Invalidating iterators c Old men chat

An erase operation that erases the first element of a deque but not the last element invalidates only the erased elements.

An erase operation that erases neither the first element nor the last element of a deque invalidates the past-the-end iterator and all iterators and references to all the elements of the deque. Invalidates all references, pointers, and iterators referring to the elements of the container and may invalidate the past-the-end iterator.

invalidating iterators c-25

We have c 1 and n 1 rather than c and n because a dummy node is needed at the end of the sequence.

If we call f the capacity to size ratio c/n and assume that n is large enough, we have that m providing stability of references and iterators, in exchange for missing element contiguity and also some performance and memory overhead.

All the nodes are referenced from a contiguous array of pointers, but also every node contains an "up" pointer referring back to the associated array cell.

This up pointer is the key element to implementing stability and random accessibility: Iterators point to the nodes rather than to the pointer array.

Using g (...) it takes X seconds to perform a million lookups in a sorted vector Using a sorted vector instead of a set gives you faster lookup and much faster iteration, but at the cost of slower insertion.
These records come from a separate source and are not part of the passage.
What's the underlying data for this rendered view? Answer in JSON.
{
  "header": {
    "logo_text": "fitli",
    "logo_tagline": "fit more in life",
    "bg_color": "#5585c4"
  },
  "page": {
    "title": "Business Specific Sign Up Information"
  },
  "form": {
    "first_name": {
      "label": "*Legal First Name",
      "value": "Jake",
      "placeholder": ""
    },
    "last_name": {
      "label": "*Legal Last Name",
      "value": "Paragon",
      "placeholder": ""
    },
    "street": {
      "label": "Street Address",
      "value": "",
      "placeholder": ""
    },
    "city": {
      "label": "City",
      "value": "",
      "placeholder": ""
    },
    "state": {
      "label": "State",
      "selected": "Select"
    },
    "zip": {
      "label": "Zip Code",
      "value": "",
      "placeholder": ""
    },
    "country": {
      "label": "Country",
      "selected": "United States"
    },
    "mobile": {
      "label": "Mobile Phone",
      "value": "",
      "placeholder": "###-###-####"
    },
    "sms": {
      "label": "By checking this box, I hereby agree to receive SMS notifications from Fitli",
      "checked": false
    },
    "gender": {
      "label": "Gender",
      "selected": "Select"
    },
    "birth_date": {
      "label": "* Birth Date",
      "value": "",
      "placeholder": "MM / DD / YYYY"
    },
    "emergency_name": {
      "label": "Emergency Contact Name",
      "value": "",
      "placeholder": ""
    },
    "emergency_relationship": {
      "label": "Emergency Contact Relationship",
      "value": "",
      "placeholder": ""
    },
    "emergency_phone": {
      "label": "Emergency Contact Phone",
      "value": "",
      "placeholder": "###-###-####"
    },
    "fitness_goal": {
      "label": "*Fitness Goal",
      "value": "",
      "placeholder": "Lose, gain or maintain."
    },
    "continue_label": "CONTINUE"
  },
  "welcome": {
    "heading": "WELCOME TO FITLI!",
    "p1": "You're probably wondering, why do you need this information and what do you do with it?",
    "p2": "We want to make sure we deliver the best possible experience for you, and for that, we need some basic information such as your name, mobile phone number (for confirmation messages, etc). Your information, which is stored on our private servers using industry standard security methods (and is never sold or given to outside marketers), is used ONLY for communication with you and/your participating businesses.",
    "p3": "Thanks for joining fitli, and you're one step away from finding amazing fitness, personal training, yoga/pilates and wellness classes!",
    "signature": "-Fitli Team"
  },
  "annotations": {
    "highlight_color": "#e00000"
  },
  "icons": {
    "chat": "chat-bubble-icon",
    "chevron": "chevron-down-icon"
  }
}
Insertion into a set, using set::insert, is proportional to log N, but insertion into a sorted vector, (...) , is proportional to N.Whenever you insert something into a vector, vector::insert has to make room by shifting all of the elements that follow it.On average, if you're equally likely to insert a new element anywhere, you'll be shifting N/2 elements.We say then that s are unstable: by contrast, stable containers are those for which references and iterators to a given element remain valid as long as the element is not erased: examples of stable containers within the C standard library are (random access iterators, amortized constant time end insertion/deletion, minimal memory overhead, etc.)?The following image describes the layout of a possible data structure upon which to base the design of a stable vector: Each element is stored in its own separate node.Use only a valid pointer, reference, or iterator to refer to an element of a container.